- As of May 11, with 91% of S&P 500 companies reporting first-quarter results, 78% had exceeded earnings expectations, while 77% had beaten sales expectations. FactSet estimated the S&P 500 index’s first quarter earnings growth at 24.9%, which if it holds, will be the highest rate since third quarter 2010. The index’s 12-month forward P/E ratio stood at 16.5, above the five-year average of 16.1 and above the ten-year average of 14.3. ArcelorMittal, Cognizant Technology and Valeant Pharmaceuticals impressed this week; Symantec, TiVo and Yelp disappointed.
- The Department of Labor reported that the Consumer Price Index rose 0.2% in April, for an annual rate of 2.5%, less than expected. The softer data tempered worries that the Federal Reserve would accelerate its pace of raising interest rates.
- The University of Michigan Index of Consumer Sentiment was unchanged for May vs. April at 98.8, still firmly in optimistic territory. The Current Economic Conditions Index fell 1.6 points to 113.3, while the Index of Consumer Expectations rose 1.1 points to 89.5. The report noted that the one-year inflation forecast increased 0.1 to 2.8%. Income expectations continued to fall. The report said fewer consumers anticipated further declines in the unemployment rate.
- The NFIB’s Small Business Optimism Index rose to 104.8 in April, marking its 17th consecutive month of historically high readings. Survey respondents cited the highest profit trends in the Index’s 45-year history, leading to higher capital expenditure plans but lower plans for job creation.

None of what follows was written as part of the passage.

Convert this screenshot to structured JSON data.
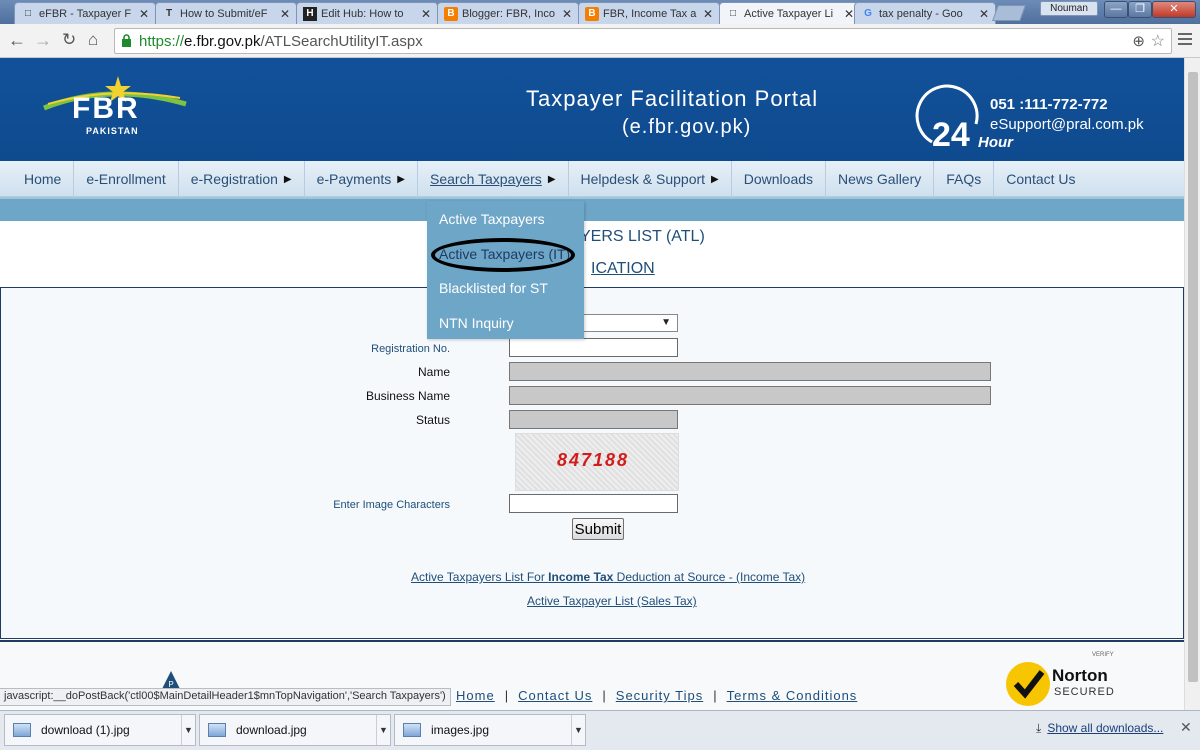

- The Job Openings and Labor Turnover Survey (JOLTS) reported that the number of job openings had increased to 6.6 million on the last business day of March, an openings rate of 4.2%. Hires and separations changed little, at 5.4 million and 5.3 million, respectively. The quits rate was relatively flat at 2.3%